** Opening Records for the task block **

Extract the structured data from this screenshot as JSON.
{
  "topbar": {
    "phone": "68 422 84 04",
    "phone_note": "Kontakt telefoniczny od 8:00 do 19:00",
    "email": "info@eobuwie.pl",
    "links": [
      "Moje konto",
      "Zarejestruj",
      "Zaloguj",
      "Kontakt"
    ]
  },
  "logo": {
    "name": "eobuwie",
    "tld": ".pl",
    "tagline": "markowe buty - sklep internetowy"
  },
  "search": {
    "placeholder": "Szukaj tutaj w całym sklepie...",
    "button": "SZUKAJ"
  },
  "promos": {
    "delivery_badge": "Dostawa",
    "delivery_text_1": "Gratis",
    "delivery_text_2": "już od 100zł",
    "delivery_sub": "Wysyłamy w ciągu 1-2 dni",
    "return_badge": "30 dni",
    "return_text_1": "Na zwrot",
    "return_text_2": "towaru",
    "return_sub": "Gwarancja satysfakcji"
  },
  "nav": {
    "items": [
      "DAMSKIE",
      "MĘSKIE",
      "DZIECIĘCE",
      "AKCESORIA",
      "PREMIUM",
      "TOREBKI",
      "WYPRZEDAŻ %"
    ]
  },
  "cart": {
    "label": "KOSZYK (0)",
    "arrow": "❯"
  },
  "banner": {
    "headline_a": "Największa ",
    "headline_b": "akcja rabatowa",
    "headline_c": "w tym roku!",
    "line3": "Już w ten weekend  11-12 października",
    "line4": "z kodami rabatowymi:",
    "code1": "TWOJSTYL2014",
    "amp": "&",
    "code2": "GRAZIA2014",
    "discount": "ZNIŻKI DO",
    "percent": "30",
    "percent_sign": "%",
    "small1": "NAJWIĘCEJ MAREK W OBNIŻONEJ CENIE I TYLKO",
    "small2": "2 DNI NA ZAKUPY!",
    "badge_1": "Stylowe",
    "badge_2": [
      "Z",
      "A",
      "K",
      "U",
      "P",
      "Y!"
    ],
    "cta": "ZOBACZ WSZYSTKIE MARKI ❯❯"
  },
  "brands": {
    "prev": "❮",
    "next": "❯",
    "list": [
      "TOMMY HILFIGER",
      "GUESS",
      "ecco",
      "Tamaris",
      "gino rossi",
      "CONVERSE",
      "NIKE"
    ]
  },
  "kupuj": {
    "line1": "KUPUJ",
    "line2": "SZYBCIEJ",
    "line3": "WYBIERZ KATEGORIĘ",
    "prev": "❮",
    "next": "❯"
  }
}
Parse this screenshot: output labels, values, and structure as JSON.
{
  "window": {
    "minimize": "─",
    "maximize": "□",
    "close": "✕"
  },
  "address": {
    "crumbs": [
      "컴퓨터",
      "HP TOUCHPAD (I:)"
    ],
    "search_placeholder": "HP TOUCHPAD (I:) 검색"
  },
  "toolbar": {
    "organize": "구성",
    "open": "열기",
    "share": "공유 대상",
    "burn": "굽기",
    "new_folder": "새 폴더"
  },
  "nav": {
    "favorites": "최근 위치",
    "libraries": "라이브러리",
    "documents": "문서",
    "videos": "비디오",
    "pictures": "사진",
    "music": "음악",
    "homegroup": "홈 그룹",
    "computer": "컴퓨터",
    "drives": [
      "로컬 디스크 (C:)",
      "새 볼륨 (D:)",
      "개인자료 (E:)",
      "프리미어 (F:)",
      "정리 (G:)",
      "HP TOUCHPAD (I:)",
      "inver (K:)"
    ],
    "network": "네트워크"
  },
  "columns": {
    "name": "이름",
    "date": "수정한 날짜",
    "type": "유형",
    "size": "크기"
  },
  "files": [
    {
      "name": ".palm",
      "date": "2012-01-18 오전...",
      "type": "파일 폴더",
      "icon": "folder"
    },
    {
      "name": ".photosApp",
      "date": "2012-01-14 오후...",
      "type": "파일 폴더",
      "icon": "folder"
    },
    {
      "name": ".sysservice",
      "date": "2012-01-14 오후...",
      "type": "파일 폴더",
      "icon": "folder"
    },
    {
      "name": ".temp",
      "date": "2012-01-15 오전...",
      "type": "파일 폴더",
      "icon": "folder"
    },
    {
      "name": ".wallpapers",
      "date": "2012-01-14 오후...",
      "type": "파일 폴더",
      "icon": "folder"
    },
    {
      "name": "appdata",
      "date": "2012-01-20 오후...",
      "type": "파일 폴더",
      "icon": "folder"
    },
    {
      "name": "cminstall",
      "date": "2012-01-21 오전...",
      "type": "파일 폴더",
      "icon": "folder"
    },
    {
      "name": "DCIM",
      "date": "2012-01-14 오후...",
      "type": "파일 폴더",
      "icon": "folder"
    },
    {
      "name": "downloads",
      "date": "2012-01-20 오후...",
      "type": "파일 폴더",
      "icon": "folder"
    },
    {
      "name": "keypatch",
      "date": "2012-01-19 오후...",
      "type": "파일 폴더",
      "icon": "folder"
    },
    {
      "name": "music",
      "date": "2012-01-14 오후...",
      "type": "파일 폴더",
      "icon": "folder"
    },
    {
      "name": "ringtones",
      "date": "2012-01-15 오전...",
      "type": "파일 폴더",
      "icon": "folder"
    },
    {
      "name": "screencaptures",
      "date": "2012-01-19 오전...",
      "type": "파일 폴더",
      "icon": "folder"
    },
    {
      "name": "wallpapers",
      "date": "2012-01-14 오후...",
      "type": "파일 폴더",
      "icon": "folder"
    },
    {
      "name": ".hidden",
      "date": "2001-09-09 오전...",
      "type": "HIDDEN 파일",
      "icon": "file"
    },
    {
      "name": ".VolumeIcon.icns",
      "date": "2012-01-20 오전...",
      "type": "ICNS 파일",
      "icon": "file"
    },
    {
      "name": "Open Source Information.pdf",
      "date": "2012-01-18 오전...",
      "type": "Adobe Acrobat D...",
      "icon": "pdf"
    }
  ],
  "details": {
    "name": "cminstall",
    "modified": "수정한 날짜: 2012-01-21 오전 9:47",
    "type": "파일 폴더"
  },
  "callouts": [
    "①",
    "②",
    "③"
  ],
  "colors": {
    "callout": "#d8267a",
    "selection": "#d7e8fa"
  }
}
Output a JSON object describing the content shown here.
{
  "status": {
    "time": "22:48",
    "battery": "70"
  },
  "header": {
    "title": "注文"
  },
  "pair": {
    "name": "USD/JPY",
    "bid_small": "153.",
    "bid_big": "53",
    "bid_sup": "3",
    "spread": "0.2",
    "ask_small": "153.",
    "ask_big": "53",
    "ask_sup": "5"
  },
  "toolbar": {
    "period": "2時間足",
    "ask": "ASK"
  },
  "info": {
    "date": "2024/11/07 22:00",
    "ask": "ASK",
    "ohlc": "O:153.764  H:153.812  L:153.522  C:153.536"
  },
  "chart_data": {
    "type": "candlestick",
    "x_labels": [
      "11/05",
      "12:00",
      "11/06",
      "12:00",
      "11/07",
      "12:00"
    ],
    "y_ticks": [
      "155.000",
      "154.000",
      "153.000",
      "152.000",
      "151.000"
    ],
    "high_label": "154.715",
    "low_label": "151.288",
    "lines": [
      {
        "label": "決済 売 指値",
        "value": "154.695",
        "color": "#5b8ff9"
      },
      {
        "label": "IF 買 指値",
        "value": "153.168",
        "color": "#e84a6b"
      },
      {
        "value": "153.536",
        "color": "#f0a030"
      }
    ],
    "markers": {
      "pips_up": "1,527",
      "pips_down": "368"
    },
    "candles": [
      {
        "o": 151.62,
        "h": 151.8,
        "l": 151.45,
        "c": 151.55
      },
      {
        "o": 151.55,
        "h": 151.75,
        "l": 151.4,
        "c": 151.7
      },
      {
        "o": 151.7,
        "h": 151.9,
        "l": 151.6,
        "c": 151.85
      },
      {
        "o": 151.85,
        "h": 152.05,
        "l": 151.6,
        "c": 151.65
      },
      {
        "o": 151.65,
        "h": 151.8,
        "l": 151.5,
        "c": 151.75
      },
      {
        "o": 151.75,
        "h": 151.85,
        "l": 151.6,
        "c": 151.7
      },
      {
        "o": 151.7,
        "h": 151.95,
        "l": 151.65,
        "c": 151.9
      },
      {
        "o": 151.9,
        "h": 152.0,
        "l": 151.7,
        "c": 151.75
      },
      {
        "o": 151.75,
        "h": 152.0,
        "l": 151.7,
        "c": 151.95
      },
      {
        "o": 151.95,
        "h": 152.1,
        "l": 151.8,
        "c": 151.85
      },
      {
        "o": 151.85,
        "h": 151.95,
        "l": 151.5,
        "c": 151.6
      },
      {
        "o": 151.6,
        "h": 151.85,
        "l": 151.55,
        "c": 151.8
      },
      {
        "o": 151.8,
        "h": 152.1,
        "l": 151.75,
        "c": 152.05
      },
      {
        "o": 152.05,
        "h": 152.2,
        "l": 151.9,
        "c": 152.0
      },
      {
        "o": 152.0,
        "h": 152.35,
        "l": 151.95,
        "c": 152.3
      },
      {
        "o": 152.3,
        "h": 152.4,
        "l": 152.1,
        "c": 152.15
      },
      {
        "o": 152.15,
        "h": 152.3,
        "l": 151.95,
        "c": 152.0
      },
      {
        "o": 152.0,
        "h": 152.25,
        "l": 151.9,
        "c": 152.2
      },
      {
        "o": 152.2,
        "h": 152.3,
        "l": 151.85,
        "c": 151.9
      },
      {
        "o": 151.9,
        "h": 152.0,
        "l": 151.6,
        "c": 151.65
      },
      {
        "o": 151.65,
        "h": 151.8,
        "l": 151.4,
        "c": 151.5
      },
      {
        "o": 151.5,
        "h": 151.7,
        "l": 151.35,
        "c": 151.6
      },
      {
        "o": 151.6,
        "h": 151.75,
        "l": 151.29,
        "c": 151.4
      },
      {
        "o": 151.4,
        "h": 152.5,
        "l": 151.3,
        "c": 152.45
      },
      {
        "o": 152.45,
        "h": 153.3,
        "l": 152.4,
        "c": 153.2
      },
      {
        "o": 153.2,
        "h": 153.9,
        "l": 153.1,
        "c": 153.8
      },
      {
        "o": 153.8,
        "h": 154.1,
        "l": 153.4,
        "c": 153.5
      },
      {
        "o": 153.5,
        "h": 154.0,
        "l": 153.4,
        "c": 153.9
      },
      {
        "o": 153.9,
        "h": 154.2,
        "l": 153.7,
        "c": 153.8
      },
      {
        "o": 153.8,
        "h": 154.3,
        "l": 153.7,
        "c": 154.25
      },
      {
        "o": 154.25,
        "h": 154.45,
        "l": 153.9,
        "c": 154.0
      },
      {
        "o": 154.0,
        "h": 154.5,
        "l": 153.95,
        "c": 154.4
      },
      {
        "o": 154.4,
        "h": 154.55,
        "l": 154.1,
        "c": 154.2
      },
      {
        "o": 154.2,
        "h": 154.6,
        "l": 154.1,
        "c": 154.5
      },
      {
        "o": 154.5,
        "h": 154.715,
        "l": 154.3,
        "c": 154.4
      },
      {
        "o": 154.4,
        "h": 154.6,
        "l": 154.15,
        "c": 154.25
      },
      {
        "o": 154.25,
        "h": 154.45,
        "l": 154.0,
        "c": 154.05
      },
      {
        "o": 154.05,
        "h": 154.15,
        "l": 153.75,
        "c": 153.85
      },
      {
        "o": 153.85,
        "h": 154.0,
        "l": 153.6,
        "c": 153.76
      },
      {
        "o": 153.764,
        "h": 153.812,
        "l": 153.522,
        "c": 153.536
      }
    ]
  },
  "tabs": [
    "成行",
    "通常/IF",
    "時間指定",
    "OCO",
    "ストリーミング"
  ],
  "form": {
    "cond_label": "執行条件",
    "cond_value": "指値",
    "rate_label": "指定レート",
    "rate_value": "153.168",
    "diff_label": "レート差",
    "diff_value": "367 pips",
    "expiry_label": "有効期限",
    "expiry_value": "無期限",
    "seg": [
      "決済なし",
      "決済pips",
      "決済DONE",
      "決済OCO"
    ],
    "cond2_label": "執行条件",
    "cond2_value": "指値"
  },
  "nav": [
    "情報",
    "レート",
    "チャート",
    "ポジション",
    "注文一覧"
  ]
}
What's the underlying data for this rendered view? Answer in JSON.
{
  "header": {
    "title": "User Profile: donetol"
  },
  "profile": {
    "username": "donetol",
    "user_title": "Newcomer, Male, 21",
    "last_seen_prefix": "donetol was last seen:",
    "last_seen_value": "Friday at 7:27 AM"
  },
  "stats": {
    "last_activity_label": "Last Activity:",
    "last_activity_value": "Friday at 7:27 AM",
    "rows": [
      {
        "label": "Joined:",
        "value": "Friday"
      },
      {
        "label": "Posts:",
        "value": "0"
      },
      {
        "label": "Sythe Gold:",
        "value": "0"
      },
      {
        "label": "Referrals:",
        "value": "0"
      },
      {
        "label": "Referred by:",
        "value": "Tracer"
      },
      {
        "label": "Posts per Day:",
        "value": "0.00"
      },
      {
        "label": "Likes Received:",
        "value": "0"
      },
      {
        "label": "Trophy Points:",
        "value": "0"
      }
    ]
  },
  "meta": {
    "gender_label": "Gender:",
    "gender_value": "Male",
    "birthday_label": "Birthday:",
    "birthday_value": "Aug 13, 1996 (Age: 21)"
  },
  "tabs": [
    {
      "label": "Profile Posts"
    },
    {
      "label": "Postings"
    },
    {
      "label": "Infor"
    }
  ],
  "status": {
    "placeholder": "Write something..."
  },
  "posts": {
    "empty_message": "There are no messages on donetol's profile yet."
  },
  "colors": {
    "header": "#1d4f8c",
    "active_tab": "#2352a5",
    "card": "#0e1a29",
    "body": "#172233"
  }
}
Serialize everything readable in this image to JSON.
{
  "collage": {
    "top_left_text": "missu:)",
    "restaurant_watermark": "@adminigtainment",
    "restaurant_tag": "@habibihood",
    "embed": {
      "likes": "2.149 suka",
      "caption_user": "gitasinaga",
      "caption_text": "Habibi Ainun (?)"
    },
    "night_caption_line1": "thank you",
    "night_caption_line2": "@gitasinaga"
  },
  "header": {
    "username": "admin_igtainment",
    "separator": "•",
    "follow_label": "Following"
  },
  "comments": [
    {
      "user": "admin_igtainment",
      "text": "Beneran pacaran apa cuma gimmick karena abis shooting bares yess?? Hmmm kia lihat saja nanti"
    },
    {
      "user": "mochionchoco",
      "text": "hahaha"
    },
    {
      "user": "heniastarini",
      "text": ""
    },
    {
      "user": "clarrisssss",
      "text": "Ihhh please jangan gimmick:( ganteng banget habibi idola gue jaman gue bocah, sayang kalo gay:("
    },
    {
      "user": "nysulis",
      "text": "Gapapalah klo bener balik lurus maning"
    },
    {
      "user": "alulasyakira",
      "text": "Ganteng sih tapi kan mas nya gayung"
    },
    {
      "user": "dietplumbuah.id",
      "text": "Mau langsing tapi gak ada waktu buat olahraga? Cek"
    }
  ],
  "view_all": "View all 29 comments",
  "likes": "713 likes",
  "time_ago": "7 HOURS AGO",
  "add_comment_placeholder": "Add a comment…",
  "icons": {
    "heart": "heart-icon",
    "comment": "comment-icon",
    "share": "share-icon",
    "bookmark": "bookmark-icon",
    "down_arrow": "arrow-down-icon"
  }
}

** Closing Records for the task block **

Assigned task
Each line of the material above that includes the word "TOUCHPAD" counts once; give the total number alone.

Your response
3